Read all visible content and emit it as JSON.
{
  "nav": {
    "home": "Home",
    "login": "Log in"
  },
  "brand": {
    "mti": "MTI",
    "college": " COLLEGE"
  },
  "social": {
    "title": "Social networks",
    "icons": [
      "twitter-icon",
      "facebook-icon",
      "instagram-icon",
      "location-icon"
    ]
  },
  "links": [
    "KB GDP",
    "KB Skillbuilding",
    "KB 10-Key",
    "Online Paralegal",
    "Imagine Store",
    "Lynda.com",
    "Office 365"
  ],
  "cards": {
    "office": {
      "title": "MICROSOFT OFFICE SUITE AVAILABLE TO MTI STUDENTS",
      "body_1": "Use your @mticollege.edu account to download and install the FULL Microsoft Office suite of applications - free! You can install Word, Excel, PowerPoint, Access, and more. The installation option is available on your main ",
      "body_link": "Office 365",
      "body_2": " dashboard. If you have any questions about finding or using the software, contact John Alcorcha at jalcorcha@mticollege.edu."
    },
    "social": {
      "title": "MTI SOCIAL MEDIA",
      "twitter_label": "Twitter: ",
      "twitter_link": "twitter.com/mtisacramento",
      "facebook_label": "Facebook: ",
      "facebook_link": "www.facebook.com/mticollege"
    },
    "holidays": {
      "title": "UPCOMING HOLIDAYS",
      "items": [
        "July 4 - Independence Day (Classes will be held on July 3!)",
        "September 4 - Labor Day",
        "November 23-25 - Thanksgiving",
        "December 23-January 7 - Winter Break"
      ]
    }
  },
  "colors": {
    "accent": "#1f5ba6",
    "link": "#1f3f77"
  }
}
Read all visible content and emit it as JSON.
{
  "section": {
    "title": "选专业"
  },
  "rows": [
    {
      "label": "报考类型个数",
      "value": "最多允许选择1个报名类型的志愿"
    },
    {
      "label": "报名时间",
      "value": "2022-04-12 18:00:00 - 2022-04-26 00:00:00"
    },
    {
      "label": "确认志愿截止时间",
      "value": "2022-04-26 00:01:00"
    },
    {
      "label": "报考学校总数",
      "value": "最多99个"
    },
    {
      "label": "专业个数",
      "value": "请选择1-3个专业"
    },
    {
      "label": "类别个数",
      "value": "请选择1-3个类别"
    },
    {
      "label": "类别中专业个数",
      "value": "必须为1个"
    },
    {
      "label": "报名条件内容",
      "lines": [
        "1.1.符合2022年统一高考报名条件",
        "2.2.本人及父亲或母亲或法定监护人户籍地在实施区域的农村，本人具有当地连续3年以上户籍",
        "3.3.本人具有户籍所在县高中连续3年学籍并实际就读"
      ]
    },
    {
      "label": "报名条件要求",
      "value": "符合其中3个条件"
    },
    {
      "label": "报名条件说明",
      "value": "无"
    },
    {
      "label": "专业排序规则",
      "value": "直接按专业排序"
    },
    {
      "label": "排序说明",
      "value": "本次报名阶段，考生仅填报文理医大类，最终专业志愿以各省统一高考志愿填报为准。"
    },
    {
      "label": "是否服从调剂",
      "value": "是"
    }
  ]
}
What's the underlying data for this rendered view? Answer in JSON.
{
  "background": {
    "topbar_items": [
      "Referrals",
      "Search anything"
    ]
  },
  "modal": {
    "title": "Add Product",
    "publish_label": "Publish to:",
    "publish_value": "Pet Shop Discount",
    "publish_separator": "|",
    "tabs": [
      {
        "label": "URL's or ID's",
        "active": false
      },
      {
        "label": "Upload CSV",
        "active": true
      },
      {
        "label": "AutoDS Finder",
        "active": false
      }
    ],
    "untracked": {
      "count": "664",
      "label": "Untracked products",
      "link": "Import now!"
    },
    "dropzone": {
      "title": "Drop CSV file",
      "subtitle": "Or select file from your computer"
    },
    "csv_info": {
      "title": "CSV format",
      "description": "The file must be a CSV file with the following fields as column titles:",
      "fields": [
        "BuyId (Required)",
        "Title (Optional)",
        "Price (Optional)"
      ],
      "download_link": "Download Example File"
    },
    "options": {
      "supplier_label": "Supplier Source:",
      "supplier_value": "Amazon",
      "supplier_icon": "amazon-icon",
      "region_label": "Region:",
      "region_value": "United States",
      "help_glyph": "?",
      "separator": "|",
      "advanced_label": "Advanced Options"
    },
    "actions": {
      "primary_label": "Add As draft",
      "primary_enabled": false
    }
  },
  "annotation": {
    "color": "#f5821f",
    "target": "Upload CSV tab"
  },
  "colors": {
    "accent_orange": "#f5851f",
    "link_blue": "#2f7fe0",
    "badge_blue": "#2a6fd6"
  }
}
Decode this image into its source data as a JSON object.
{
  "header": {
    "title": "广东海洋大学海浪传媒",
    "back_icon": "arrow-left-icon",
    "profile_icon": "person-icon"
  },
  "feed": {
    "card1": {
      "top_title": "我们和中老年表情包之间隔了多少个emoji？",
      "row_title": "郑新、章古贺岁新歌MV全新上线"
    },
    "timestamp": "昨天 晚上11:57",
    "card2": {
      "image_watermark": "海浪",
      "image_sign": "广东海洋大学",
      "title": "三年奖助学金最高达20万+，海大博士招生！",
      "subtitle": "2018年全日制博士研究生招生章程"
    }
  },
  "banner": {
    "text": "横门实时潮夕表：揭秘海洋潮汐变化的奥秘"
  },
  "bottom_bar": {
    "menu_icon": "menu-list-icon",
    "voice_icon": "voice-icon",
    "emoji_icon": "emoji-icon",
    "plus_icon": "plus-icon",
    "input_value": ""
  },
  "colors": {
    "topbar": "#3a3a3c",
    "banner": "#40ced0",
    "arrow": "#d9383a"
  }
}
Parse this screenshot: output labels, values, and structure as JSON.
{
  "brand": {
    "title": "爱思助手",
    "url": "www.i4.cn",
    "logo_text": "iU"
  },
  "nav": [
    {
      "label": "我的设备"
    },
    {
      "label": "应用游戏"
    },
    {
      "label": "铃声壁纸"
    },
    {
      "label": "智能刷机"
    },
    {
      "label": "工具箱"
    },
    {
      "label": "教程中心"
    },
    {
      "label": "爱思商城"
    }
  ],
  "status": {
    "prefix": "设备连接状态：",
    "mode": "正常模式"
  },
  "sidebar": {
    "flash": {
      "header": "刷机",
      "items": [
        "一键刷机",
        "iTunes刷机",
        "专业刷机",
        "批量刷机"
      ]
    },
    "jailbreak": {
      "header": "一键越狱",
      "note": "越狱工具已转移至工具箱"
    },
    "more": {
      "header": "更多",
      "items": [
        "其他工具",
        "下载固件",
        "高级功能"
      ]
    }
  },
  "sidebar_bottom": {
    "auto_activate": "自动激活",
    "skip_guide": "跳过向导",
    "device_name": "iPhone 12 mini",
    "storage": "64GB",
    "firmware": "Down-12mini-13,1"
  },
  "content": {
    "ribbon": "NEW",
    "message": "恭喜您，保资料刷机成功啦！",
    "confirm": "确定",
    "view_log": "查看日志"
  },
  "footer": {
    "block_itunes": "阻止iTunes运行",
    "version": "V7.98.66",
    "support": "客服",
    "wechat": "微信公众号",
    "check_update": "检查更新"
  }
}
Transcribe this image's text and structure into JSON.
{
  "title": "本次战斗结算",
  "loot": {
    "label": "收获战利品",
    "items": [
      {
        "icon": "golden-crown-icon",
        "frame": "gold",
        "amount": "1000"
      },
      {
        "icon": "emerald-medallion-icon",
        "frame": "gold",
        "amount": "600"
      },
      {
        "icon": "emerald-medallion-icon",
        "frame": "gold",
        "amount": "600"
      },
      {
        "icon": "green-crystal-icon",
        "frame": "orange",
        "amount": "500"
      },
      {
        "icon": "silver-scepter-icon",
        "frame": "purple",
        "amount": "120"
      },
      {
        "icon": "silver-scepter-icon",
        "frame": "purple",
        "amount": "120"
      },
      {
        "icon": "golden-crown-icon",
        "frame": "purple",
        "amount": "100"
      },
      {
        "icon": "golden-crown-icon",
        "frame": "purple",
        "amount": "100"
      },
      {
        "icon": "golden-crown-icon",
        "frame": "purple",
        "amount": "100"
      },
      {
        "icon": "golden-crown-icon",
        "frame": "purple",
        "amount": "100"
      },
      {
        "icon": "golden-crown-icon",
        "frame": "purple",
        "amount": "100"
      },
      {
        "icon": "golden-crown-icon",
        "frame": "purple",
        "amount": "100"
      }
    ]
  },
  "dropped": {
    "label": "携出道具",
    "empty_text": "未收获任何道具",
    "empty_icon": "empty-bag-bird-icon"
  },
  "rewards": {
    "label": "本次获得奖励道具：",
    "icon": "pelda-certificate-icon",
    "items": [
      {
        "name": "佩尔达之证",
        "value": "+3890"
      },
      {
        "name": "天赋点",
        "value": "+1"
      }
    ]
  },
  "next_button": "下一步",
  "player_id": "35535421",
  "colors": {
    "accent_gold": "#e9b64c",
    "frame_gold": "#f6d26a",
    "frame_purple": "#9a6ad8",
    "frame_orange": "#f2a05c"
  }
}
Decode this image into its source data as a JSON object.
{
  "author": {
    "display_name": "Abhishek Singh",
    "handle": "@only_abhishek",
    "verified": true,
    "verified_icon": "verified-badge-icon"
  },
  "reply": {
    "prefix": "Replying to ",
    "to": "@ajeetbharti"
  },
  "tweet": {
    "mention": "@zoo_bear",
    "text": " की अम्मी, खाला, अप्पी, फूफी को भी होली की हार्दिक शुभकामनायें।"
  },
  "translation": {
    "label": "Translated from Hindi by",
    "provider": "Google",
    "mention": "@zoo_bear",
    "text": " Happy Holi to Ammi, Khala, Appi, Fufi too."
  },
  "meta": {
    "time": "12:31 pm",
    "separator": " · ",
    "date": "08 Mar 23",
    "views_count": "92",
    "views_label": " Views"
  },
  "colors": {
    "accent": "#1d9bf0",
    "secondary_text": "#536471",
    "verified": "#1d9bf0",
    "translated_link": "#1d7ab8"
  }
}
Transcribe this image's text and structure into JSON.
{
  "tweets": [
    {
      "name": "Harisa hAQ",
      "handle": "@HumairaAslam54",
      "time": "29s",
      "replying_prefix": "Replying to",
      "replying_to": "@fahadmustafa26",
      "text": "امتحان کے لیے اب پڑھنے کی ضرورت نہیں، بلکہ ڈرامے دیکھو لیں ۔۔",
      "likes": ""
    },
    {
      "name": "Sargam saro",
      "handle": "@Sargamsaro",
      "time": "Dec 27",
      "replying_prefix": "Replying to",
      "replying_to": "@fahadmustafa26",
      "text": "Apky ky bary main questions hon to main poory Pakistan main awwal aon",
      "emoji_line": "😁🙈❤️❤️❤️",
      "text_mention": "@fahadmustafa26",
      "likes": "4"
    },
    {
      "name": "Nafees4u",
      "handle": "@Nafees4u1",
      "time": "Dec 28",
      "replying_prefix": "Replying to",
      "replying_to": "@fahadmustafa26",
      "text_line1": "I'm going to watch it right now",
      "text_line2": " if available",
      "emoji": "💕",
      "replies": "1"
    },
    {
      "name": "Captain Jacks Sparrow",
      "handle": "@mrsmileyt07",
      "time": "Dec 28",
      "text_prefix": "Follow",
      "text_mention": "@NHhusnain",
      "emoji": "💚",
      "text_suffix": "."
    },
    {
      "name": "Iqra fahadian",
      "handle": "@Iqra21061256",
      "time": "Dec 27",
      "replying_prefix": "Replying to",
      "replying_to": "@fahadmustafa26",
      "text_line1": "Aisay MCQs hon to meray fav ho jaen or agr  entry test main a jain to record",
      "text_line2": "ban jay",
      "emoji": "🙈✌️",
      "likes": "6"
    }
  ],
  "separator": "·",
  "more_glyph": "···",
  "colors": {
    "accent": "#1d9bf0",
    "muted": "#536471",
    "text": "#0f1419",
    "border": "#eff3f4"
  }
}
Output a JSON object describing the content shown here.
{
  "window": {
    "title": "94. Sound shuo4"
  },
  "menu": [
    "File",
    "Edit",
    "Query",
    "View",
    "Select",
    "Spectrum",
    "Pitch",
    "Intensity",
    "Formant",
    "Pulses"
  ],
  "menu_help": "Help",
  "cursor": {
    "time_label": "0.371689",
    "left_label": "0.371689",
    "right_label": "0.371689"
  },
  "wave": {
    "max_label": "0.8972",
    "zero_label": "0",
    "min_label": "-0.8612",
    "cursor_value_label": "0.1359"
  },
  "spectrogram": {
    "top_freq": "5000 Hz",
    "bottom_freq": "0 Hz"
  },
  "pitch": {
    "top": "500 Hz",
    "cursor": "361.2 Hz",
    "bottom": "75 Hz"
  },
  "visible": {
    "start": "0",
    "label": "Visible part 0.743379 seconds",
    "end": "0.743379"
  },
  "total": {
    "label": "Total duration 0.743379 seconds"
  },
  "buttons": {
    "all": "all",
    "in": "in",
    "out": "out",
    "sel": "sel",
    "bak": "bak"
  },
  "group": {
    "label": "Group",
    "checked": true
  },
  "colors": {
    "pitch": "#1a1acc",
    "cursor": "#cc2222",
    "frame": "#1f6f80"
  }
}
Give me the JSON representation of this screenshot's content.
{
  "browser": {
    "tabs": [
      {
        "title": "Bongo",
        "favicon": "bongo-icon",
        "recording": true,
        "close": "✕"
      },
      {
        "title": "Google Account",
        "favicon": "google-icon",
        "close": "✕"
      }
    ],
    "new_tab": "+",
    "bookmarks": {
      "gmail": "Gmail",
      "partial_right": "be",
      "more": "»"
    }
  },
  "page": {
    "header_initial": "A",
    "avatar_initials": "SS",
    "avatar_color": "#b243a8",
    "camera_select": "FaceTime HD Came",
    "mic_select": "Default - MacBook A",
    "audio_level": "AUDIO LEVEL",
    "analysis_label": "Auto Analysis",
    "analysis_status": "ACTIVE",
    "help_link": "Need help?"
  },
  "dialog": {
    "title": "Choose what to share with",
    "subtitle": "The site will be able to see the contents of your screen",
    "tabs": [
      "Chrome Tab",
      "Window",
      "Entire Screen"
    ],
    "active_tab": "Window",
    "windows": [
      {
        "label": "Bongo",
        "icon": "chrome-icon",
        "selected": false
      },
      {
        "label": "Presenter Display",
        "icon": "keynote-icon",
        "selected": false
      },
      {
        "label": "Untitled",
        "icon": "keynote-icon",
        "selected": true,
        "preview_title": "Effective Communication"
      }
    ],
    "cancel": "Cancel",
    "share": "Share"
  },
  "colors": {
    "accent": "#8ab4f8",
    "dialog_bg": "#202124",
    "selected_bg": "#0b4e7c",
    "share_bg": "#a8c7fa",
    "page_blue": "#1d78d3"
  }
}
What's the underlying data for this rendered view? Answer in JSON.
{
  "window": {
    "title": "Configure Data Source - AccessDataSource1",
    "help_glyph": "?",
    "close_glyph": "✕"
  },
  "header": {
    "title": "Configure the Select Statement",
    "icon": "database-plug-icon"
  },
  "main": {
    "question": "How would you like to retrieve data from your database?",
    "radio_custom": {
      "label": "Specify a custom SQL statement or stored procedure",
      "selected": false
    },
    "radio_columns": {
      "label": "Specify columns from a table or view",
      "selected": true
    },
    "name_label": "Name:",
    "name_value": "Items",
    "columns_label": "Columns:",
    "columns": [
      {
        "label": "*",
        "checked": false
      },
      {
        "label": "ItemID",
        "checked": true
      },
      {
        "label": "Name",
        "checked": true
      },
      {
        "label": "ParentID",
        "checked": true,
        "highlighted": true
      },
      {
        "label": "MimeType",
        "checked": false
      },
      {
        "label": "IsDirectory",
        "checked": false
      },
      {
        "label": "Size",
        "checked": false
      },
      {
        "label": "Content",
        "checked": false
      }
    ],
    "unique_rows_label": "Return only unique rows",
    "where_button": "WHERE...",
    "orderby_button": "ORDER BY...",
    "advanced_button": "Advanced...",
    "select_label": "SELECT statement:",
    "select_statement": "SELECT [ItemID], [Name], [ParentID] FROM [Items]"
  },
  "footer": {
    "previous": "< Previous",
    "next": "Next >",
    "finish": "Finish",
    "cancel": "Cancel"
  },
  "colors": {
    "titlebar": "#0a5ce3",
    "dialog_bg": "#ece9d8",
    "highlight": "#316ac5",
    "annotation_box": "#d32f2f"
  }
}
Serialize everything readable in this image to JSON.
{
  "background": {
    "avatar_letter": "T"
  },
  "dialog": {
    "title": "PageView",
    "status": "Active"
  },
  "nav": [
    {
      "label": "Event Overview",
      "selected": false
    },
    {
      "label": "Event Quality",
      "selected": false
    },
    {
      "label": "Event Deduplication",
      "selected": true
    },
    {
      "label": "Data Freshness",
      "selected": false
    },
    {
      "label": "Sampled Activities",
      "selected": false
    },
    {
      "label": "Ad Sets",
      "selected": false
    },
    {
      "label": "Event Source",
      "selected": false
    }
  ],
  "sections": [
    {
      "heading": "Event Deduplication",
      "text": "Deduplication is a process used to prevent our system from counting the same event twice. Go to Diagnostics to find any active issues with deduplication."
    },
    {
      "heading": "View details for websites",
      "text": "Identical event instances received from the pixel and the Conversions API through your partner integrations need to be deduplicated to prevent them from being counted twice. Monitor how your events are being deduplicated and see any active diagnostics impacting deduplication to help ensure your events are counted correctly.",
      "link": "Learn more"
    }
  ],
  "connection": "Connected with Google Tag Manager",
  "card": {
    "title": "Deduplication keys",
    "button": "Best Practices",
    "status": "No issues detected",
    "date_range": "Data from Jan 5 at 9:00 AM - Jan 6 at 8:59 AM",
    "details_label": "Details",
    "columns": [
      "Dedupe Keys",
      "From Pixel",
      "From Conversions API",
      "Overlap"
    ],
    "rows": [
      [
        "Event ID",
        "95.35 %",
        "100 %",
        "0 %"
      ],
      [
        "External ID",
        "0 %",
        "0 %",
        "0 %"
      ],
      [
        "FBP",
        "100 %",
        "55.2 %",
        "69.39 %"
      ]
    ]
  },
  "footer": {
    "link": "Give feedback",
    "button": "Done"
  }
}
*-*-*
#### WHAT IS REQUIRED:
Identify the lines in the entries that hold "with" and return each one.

#### COMPLETED EXERCISE:
      "description": "The file must be a CSV file with the following fields as column titles:",
    "title": "Choose what to share with",
      "text": "Deduplication is a process used to prevent our system from counting the same event twice. Go to Diagnostics to find any active issues with deduplication."
  "connection": "Connected with Google Tag Manager",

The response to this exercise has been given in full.